Of all the different types of people and personalities that roam our Earth, the most universally well-liked seem to be those who march to the beat of their own drum.
Those people — the people who wear worn-down, shitty paint-stained jeans not because it’s stylish, but because they truly just don’t give a shit, the people who have experimented with multiple drugs, but only once, just so they could *try them* — never seem to bother anybody, never seem to have any ill will towards anybody.
Whether it be that stoner who moved out to Colorado to work at a ski resort and grow weed, or the college dropout who goes to music festivals by themselves to just collide their universe with a stranger’s, we all know that guy.
And Shia LaBeouf is that guy … he also just so happens to be a supremely talented, world famous actor.
People may forget this, but Shia LaBeouf once had it all. From the year 2007 to 2011, LaBeouf had a run of eight straight films that appeared to be the beginnings of a true movie star, in the same ilk as the likes of Harrison Ford, Tom Cruise, and Will Smith before him.
In 2007, he starred in Disturbia and Transformers, followed up by Eagle Eye and the Steven Spielberg-directed Indiana Jones and the Kingdom of the Crystal Skull in 2008.
A year later, he starred in the Transformers sequel Transformers: Revenge of the Fallen and the Woody Allen film New York, I Love You.
In 2010, it was a starring role alongside Michael Douglas in Wall Street: Money Never Sleeps, and a year later, he headlined a third Transformers film, Transformers: Dark of the Moon.
For an actor still in his early 20’s, LaBeouf’s early career catalog is as solid you’ll find on IMDB. But then, through a combination of addiction, diagnosed PTSD, and truly not giving a fuck, LaBeouf’s career began to tailspin.
But despite his repeated public drunkenness, objectively head-scratching performance art, accusations of plagiarism, and general peculiarness, LaBeouf remained. How? Because he’s that damn good, that’s how.

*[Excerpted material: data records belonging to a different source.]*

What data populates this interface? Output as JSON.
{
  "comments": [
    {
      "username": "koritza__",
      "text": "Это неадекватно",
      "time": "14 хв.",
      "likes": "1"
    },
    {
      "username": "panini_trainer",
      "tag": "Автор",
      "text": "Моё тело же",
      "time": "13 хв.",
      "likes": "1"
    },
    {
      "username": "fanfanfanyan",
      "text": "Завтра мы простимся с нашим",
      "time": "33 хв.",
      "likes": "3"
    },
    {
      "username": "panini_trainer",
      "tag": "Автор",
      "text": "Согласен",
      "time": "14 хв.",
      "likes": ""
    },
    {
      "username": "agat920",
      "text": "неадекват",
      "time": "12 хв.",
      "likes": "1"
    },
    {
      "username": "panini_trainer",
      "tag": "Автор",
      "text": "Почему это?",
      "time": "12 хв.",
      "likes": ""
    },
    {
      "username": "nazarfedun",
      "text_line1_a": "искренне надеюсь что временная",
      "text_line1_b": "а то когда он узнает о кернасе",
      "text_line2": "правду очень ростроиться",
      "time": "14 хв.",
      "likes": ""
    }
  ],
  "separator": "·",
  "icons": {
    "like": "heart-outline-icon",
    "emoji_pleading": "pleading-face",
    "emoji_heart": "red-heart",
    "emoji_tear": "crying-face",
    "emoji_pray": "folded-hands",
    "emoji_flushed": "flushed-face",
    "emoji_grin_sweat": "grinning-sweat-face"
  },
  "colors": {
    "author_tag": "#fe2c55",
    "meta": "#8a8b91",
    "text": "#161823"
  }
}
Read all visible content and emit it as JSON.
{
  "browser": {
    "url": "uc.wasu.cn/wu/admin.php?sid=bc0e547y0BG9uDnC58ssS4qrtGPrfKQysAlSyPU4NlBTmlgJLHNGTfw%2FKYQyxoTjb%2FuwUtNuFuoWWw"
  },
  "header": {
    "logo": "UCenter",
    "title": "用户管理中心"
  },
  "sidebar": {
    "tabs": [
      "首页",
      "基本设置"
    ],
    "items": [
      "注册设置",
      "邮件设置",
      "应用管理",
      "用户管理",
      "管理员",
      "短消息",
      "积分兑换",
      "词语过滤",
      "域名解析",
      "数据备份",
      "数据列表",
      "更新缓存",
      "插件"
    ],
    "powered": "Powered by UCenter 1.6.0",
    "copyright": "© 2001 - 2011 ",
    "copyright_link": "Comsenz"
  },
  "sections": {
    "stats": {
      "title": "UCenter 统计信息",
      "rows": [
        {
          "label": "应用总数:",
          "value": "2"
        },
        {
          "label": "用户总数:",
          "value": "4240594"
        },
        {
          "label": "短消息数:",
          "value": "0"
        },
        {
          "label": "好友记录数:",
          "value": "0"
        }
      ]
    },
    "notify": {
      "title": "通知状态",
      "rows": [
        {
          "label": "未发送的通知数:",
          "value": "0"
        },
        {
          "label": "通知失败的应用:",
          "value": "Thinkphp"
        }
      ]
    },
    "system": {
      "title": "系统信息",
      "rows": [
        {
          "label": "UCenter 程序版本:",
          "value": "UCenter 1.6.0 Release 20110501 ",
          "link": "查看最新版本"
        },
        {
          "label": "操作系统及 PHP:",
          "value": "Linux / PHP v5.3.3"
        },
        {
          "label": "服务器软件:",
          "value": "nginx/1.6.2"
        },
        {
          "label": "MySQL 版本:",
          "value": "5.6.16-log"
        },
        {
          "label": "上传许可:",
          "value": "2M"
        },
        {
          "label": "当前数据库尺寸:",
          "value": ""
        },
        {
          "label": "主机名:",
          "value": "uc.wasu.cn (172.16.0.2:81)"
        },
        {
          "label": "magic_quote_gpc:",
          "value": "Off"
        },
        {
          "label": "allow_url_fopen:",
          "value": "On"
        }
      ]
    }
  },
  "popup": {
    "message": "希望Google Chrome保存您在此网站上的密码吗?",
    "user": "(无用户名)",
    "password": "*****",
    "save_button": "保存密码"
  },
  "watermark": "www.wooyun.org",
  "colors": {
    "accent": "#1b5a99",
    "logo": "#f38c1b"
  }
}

In a film starring Brad Pitt, Jon Bernthal, and Michael Peña, it’s LaBeouf’s performance in 2014’s Fury that stands out.
In American Honey, a film that won the coveted Jury Prize at the 2016 Cannes Film Festival, it was LaBeouf’s character that was heralded as a scene-stealer. A year later, he starred as tennis icon John McEnroe in Borg vs McEnroe.
Now, with 2019 at its halfway point, LaBeouf still has three films set to premiere, his largest one-year movie output since 2012.
First comes Honey Boy, a film he wrote about his own life that he’s starring in as his own father. While Honey Boy has yet to open publicly, it premiered at Sundance earlier in the year and currently sits at a casual 100% critical score on Rotten Tomatoes.
Then comes Peanut Butter Falcon, where he stars alongside Dakota Johnson and Bruce Dern in a story about “a young boy with Down syndrome runs away to fulfill his dream of becoming a professional wrestler.” No word on those reviews yet, but given the cast and premise, there’s clearly potential.
Finally, and perhaps most intriguingly, LaBeouf reunites with Training Day writer and Fury director David Ayer for The Tax Collector, which, based on this image alone, looks to be patently bonkers:
So, why do we love Shia LaBeouf? Because he unapologetically is who he is and that is something to forever be admired, especially considering the brightness of the spotlight he’s been under his entire life.
He gets too drunk at Cabaret and profusely apologizes for it later. He wears paper bags on his head and watches his own movies in one sitting. He once punched Brad Pitt in the face. He has two Missy Elliot tattoos. He’s a genuinely fantastic actor. He’s a fit god. He can rap his fucking ass off.
Simply put, he’s human.